Emily Costello opened her trend-shunning salon just before Donald Trump became president. In March, while millions of women were striking to protest his administration's misogynistic agenda, Emily had good reason for keeping Salon X's doors wide open. Most of her clients are female and queer, but she also wanted to show solidarity with her staff. "We have our 10 Commandments of the things that fly and don't fly at X," Emily explained to Meredith Graves. "Two are that we don't discriminate, and we won't stand for prejudice in any shape or form. So I've made it very clear with the staff that I want them to feel, especially in the time of Trump, that they have a space they can go to, regardless of home life or whatever." Salon X aims to empower clients through unconventional and architectural haircuts. Prices are gender-neutral, but that's not the coolest part — they're also determined based on your lifestyle, needs, and budget.
Vacancy Project (New York)
If one of your NYC-based Instagram faves recently got a shaggy ear-grazing bob or perfectly imperfect fashion mullet, chances are it was done by Vacancy Project's Masami Hosono. The salon's short hair sorceress wants her business to be a welcoming space for people to just hang out — in fact she doesn't even really care if you don't get a haircut.
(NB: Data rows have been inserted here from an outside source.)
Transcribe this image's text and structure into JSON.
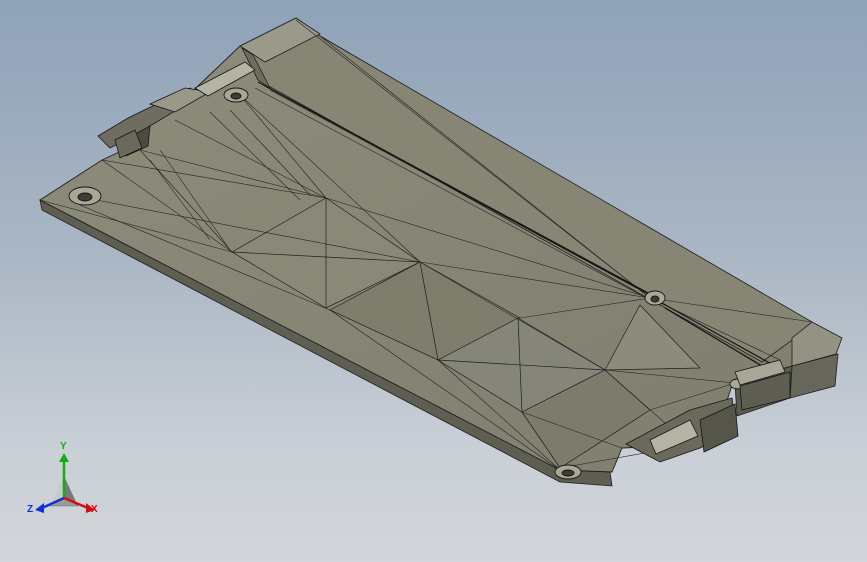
{
  "viewport": {
    "background_top": "#8fa2b8",
    "background_bottom": "#d3d6da",
    "model_color": "#8a8a7a",
    "edge_color": "#1e1e1e"
  },
  "triad": {
    "x_label": "X",
    "y_label": "Y",
    "z_label": "Z",
    "x_color": "#d01010",
    "y_color": "#10b010",
    "z_color": "#1030d0"
  }
}
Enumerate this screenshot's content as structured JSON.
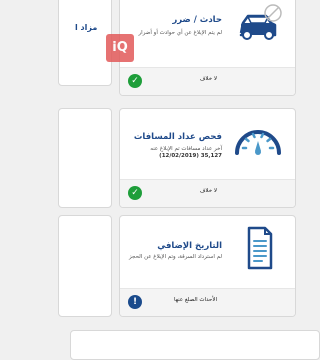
{
  "cards": [
    {
      "title": "حادث / ضرر",
      "desc": "لم يتم الإبلاغ عن أي حوادث أو أضرار",
      "status_text": "لا خلاف",
      "status_icon": "check-icon",
      "icon": "car-damage-icon"
    },
    {
      "title": "فحص عداد المسافات",
      "desc1": "آخر عداد مسافات تم الإبلاغ عنه",
      "desc2": "35,127 (12/02/2019)",
      "status_text": "لا خلاف",
      "status_icon": "check-icon",
      "icon": "odometer-icon"
    },
    {
      "title": "التاريخ الإضافي",
      "desc": "لم استرداد السرقة، وتم الإبلاغ عن الحجز",
      "status_text": "الأحداث الصلغ عنها",
      "status_icon": "info-icon",
      "icon": "document-icon"
    }
  ],
  "side_card": {
    "label": "مزاد ا"
  },
  "watermark": {
    "text": "iQ"
  },
  "colors": {
    "accent": "#1f4a8a",
    "success": "#1e9e3a",
    "info": "#1b4b8c",
    "brand": "#e25a5a"
  }
}
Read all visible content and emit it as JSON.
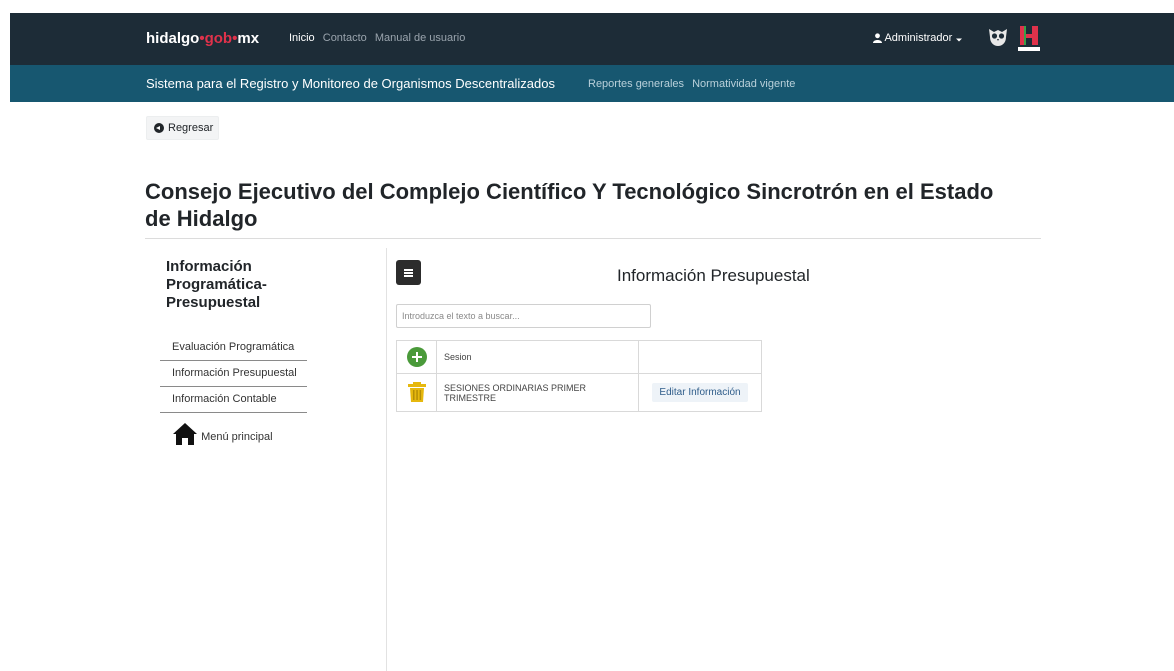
{
  "header": {
    "brand_part1": "hidalgo",
    "brand_dot": "•",
    "brand_part2": "gob",
    "brand_part3": "mx",
    "nav": [
      "Inicio",
      "Contacto",
      "Manual de usuario"
    ],
    "user_label": "Administrador",
    "logo1_icon": "owl-emblem-icon",
    "logo2_icon": "hidalgo-logo-icon"
  },
  "subheader": {
    "title": "Sistema para el Registro y Monitoreo de Organismos Descentralizados",
    "links": [
      "Reportes generales",
      "Normatividad vigente"
    ]
  },
  "back_label": "Regresar",
  "page_title": "Consejo Ejecutivo del Complejo Científico Y Tecnológico Sincrotrón en el Estado de Hidalgo",
  "sidebar": {
    "title": "Información Programática-Presupuestal",
    "items": [
      {
        "label": "Evaluación Programática"
      },
      {
        "label": "Información Presupuestal"
      },
      {
        "label": "Información Contable"
      }
    ],
    "home_label": "Menú principal"
  },
  "main": {
    "title": "Información Presupuestal",
    "search_placeholder": "Introduzca el texto a buscar...",
    "table": {
      "header_col": "Sesion",
      "rows": [
        {
          "session": "SESIONES ORDINARIAS PRIMER TRIMESTRE",
          "action": "Editar Información"
        }
      ]
    }
  },
  "colors": {
    "topbar": "#1d2c37",
    "subbar": "#175770",
    "brand_accent": "#e0324b",
    "add_green": "#4a9a3a",
    "trash_gold": "#e6b80e"
  }
}
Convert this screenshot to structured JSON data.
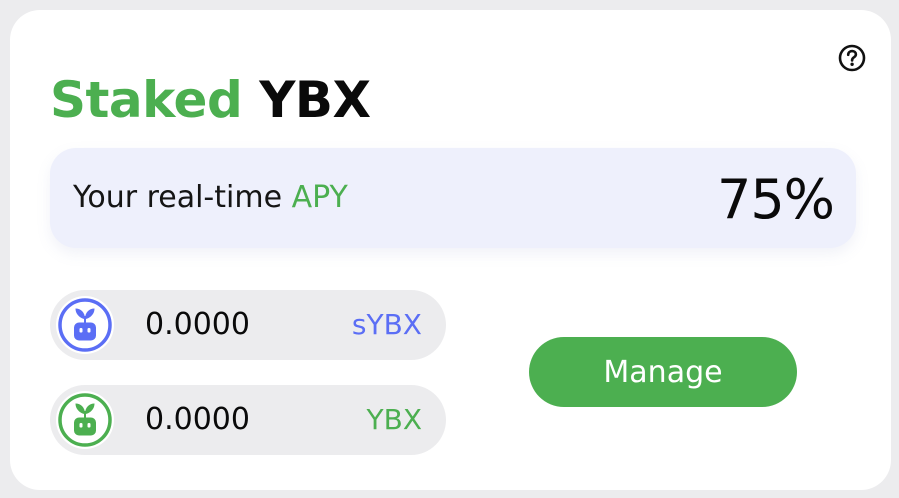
{
  "colors": {
    "green": "#4caf50",
    "blue": "#5b6ef5",
    "help_icon": "#111111"
  },
  "title": {
    "accent": "Staked",
    "rest": "YBX"
  },
  "help": {
    "icon": "question-circle-icon"
  },
  "apy": {
    "label_prefix": "Your real-time ",
    "label_accent": "APY",
    "value": "75%"
  },
  "balances": [
    {
      "amount": "0.0000",
      "symbol": "sYBX",
      "icon": "sprout-robot-icon",
      "color": "#5b6ef5"
    },
    {
      "amount": "0.0000",
      "symbol": "YBX",
      "icon": "sprout-robot-icon",
      "color": "#4caf50"
    }
  ],
  "actions": {
    "manage_label": "Manage"
  }
}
Vacancy Project actually began as a zine documenting the city's youth in their most intimate spaces as an exploration of how hair relates to identity, vulnerability, and relationships. Earlier this year, Masami joined the increasing number of hairstylists doing away with gender-pricing. And the timing wasn't entirely random. "After the election, so many female clients came in to chop off their hair," Masami recently told Allure. "I think people needed a change — they were like, fuck it. They wanted to do something defiant to feel stronger. My transgender clients wanted new hairstyles to identify with their gender more confidently, too." Here's to fighting the power with fashion mullets.
Logan Parlour (Chicago)
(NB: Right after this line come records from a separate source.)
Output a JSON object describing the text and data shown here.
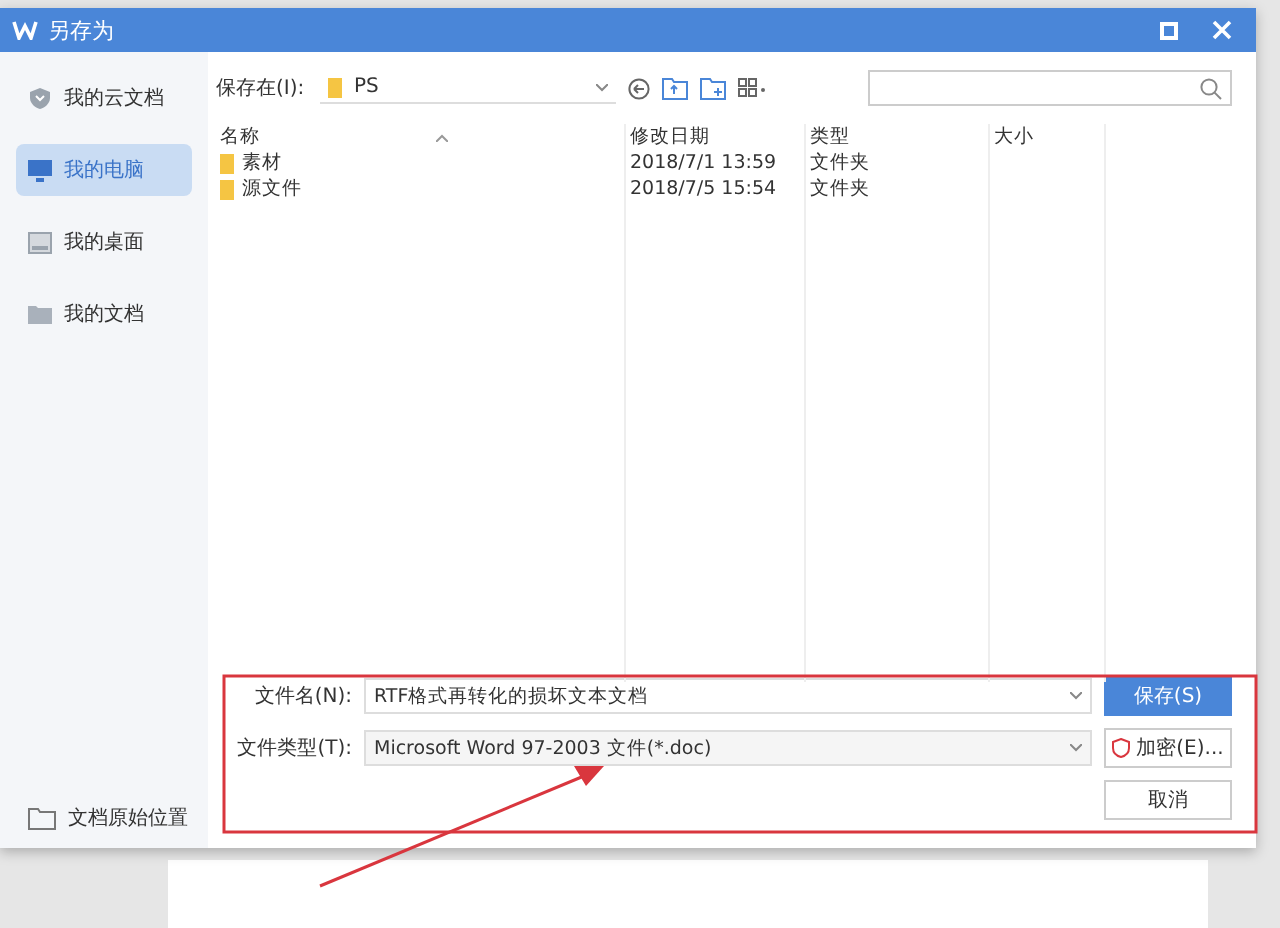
{
  "window": {
    "title": "另存为"
  },
  "sidebar": {
    "items": [
      {
        "label": "我的云文档",
        "kind": "cloud",
        "selected": false
      },
      {
        "label": "我的电脑",
        "kind": "computer",
        "selected": true
      },
      {
        "label": "我的桌面",
        "kind": "desktop",
        "selected": false
      },
      {
        "label": "我的文档",
        "kind": "folder",
        "selected": false
      }
    ],
    "footer": "文档原始位置"
  },
  "location": {
    "label": "保存在(I):",
    "value": "PS"
  },
  "file_list": {
    "columns": [
      "名称",
      "修改日期",
      "类型",
      "大小"
    ],
    "rows": [
      {
        "name": "素材",
        "modified": "2018/7/1 13:59",
        "type": "文件夹"
      },
      {
        "name": "源文件",
        "modified": "2018/7/5 15:54",
        "type": "文件夹"
      }
    ]
  },
  "form": {
    "filename": {
      "label": "文件名(N):",
      "value": "RTF格式再转化的损坏文本文档"
    },
    "filetype": {
      "label": "文件类型(T):",
      "value": "Microsoft Word 97-2003 文件(*.doc)"
    }
  },
  "buttons": [
    {
      "label": "保存(S)",
      "kind": "primary"
    },
    {
      "label": "加密(E)...",
      "kind": "encrypt"
    },
    {
      "label": "取消",
      "kind": "plain"
    }
  ]
}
Logan Parlour's stylists specialize in majestic rainbow balayage and ultra-slick cropped fades — styles that have historically sat at opposite ends of the gender spectrum. But this salon's gender-neutral pricing and general lack of prejudice say otherwise. Co-owners Tricia Serpe and Jamie DiGrazia are both longtime champs of LGBTQ rights (Jamie recently offered her services for a special Queer Care Day timed for Pride Month). And Logan isn't just about bitchin' no-judgement makeovers — the inclusive atmosphere boasts a salon bar where you can enjoy a complimentary post-cut beer, a gender-neutral bathroom, and decor so cool it makes mosts salons look as sterile as a dentist's office.
Seagull (New York)
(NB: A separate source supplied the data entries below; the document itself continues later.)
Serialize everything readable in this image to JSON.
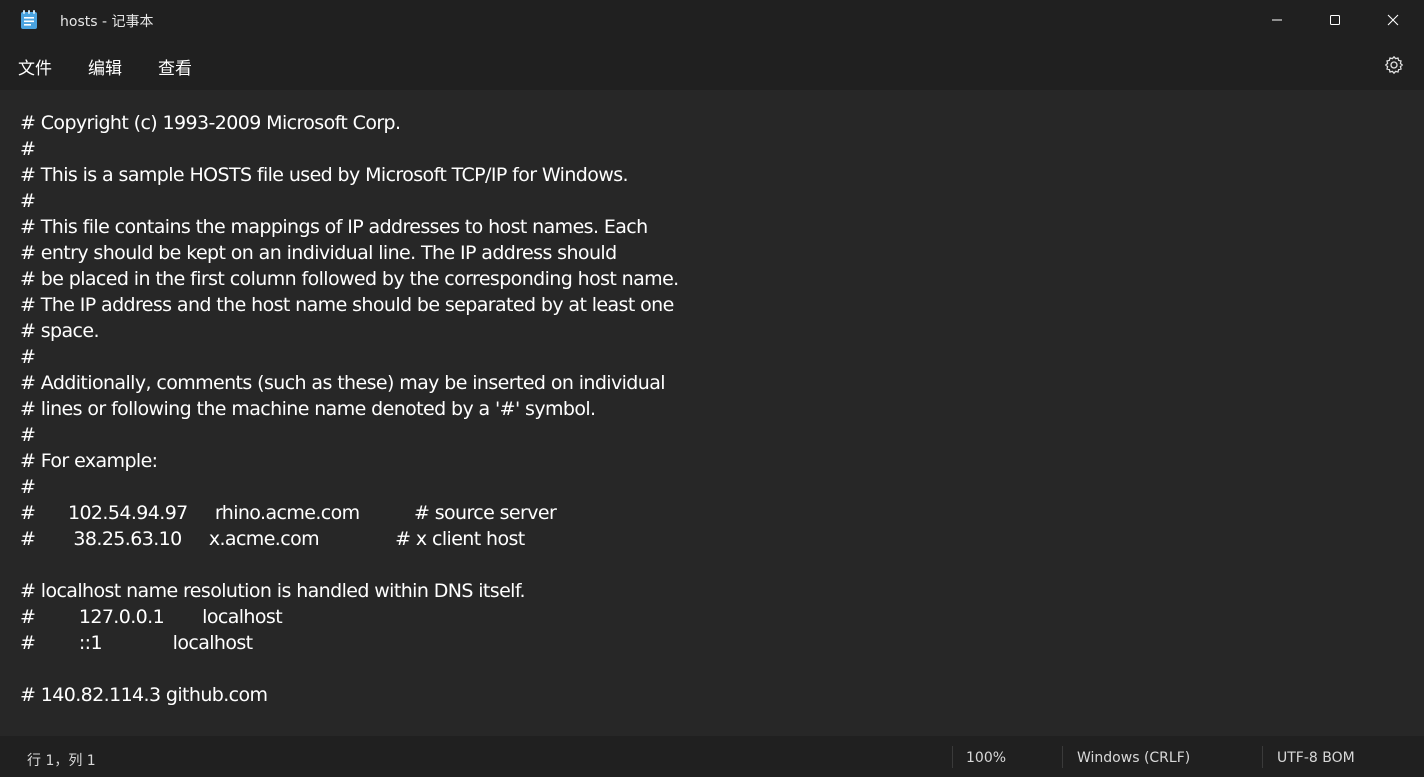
{
  "window": {
    "title": "hosts - 记事本"
  },
  "menu": {
    "items": [
      "文件",
      "编辑",
      "查看"
    ]
  },
  "editor": {
    "lines": [
      "# Copyright (c) 1993-2009 Microsoft Corp.",
      "#",
      "# This is a sample HOSTS file used by Microsoft TCP/IP for Windows.",
      "#",
      "# This file contains the mappings of IP addresses to host names. Each",
      "# entry should be kept on an individual line. The IP address should",
      "# be placed in the first column followed by the corresponding host name.",
      "# The IP address and the host name should be separated by at least one",
      "# space.",
      "#",
      "# Additionally, comments (such as these) may be inserted on individual",
      "# lines or following the machine name denoted by a '#' symbol.",
      "#",
      "# For example:",
      "#",
      "#      102.54.94.97     rhino.acme.com          # source server",
      "#       38.25.63.10     x.acme.com              # x client host",
      "",
      "# localhost name resolution is handled within DNS itself.",
      "#        127.0.0.1       localhost",
      "#        ::1             localhost",
      "",
      "# 140.82.114.3 github.com"
    ]
  },
  "status": {
    "position": "行 1，列 1",
    "zoom": "100%",
    "line_ending": "Windows (CRLF)",
    "encoding": "UTF-8 BOM"
  },
  "icons": {
    "app": "notepad-icon",
    "minimize": "minimize-icon",
    "maximize": "maximize-icon",
    "close": "close-icon",
    "settings": "gear-icon"
  },
  "colors": {
    "titlebar_bg": "#202020",
    "editor_bg": "#272727",
    "text": "#ffffff",
    "icon_accent": "#4aa3df"
  }
}
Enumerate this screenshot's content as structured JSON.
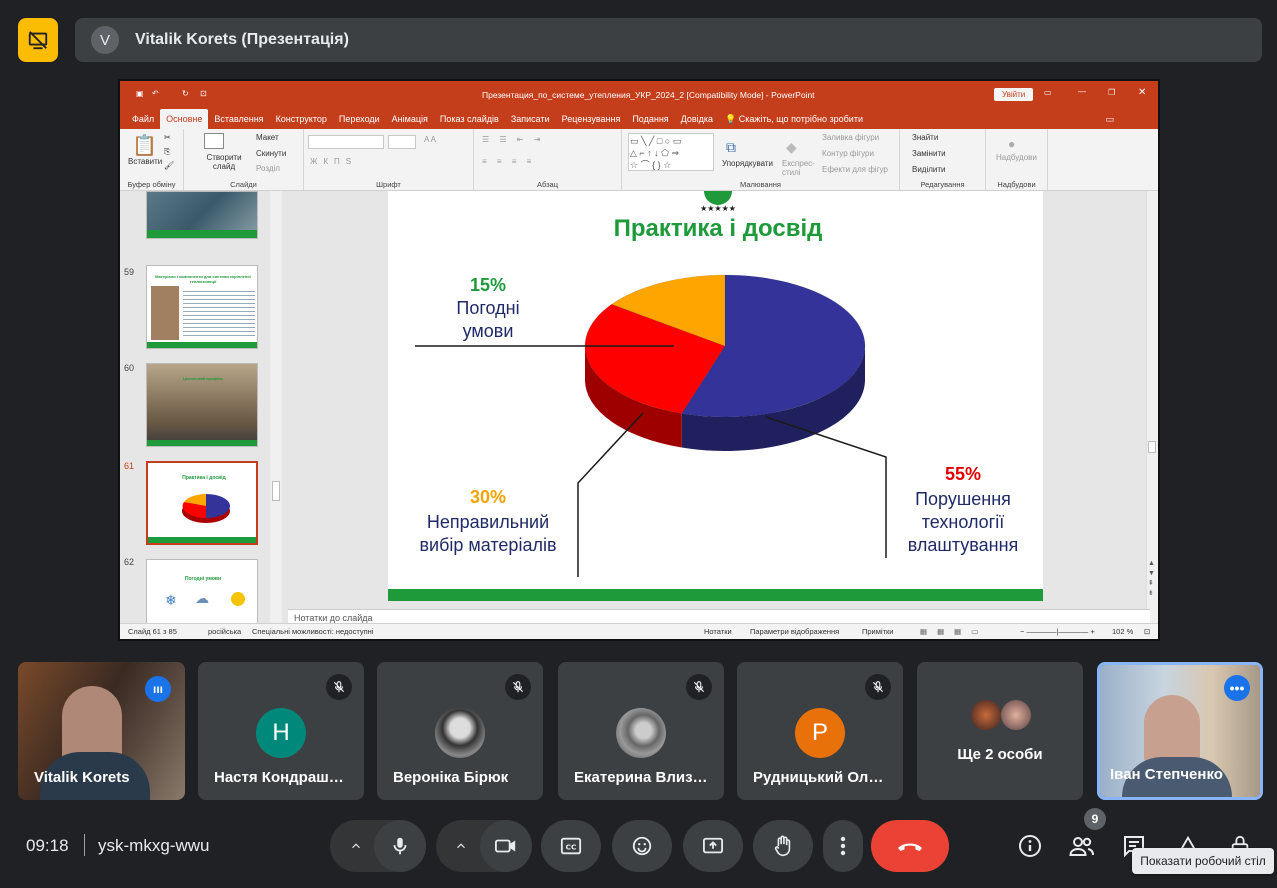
{
  "header": {
    "avatar_letter": "V",
    "title": "Vitalik Korets (Презентація)"
  },
  "ppt": {
    "window_title": "Презентация_по_системе_утепления_УКР_2024_2 [Compatibility Mode]  -  PowerPoint",
    "signin_label": "Увійти",
    "tabs": [
      "Файл",
      "Основне",
      "Вставлення",
      "Конструктор",
      "Переходи",
      "Анімація",
      "Показ слайдів",
      "Записати",
      "Рецензування",
      "Подання",
      "Довідка"
    ],
    "tell_me": "Скажіть, що потрібно зробити",
    "ribbon": {
      "paste": "Вставити",
      "clipboard_group": "Буфер обміну",
      "new_slide": "Створити слайд",
      "layout": "Макет",
      "reset": "Скинути",
      "section": "Розділ",
      "slides_group": "Слайди",
      "font_group": "Шрифт",
      "paragraph_group": "Абзац",
      "arrange": "Упорядкувати",
      "quick_styles": "Експрес-стилі",
      "shape_fill": "Заливка фігури",
      "shape_outline": "Контур фігури",
      "shape_effects": "Ефекти для фігур",
      "drawing_group": "Малювання",
      "find": "Знайти",
      "replace": "Замінити",
      "select": "Виділити",
      "editing_group": "Редагування",
      "addins": "Надбудови",
      "addins_group": "Надбудови"
    },
    "thumbnails": [
      {
        "num": "",
        "title": ""
      },
      {
        "num": "59",
        "title": "Матеріали і компоненти для системи скріпленої теплоізоляції"
      },
      {
        "num": "60",
        "title": "Цокольний профіль"
      },
      {
        "num": "61",
        "title": "Практика і досвід"
      },
      {
        "num": "62",
        "title": "Погодні умови"
      }
    ],
    "notes_placeholder": "Нотатки до слайда",
    "status": {
      "slide_counter": "Слайд 61 з 85",
      "language": "російська",
      "accessibility": "Спеціальні можливості: недоступні",
      "notes": "Нотатки",
      "view_settings": "Параметри відображення",
      "comments": "Примітки",
      "zoom": "102 %"
    }
  },
  "slide": {
    "title": "Практика і досвід",
    "labels": [
      {
        "pct": "15%",
        "text": "Погодні умови"
      },
      {
        "pct": "30%",
        "text": "Неправильний вибір матеріалів"
      },
      {
        "pct": "55%",
        "text": "Порушення технології влаштування"
      }
    ]
  },
  "chart_data": {
    "type": "pie",
    "title": "Практика і досвід",
    "categories": [
      "Погодні умови",
      "Неправильний вибір матеріалів",
      "Порушення технології влаштування"
    ],
    "values": [
      15,
      30,
      55
    ],
    "colors": [
      "#ffa500",
      "#ff0000",
      "#333399"
    ],
    "legend": "none"
  },
  "participants": [
    {
      "name": "Vitalik Korets",
      "kind": "video",
      "speaking": true
    },
    {
      "name": "Настя Кондраш…",
      "kind": "initial",
      "initial": "Н",
      "color": "#00897b",
      "muted": true
    },
    {
      "name": "Вероніка Бірюк",
      "kind": "photo",
      "muted": true
    },
    {
      "name": "Екатерина Влиз…",
      "kind": "photo",
      "muted": true
    },
    {
      "name": "Рудницький Ол…",
      "kind": "initial",
      "initial": "Р",
      "color": "#e8710a",
      "muted": true
    },
    {
      "name": "Ще 2 особи",
      "kind": "group"
    },
    {
      "name": "Іван Степченко",
      "kind": "video",
      "pinned": true
    }
  ],
  "bottom": {
    "time": "09:18",
    "meeting_code": "ysk-mkxg-wwu",
    "people_count": "9",
    "tooltip": "Показати робочий стіл"
  },
  "colors": {
    "accent_yellow": "#fbbc04",
    "end_call": "#ea4335",
    "ppt_red": "#c43e1c",
    "slide_green": "#1f9a3b"
  }
}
Seagull's proximity to Stonewall Inn isn't a coincidence. The boutique West Village hair oasis was founded in 1971, during the height of the gay liberation period, and prides itself on being the city's first unisex barber shop. Seagull then packed up its record collection and wall art and moved over to West 10th Street. But after more than 30 years away, Seagull scored a sunny loft on the second floor of its first home. The salon is now under the management of stylist Shaun Cottle and riot grrrl icon Johanna Fateman, who founded the feminist post-punk outfit with Kathleen Hanna in the late 90s. It's little wonder that Seagull is the go-to salon for Tavi Gevinson, Eileen Myles, and Carol Bove, all women whose portraits would be right at home on Johanna's wall of feminist icon photography. Shaun, meanwhile, has worked his platinum magic on writer Emily Gould, "Pandrogeny" artist Genesis Breyer P-Orridge, and UNIFEM director Joanne Sandler.
From short and long cuts to wedding hair and wig styling, Bay Area mainstay Glama-Rama serves all looks for all genders. "Welcome to our Rebel Spirit, Unicorn Magic Glama-Rama Hair Salon and Gallery," reads the salon's Instagram bio, above a wonderfully outrageous stream of rainbow Pride Month manes. Glama-Rama's stylists have established cult-like followings within the city's LGBTQ community. And the salon doesn't just do hair. Glama-Rama has been a strong supporter of the local art scene since opening 18 years ago, regularly hosting exhibitions of work from emerging and established artists plus the salon's own staff. Glama-Rama now has an equally fabulous sister location in Oakland for hair freaks who can't always trek to the Mission District.
Text Hannah Ongley
Photography Nika De Carlo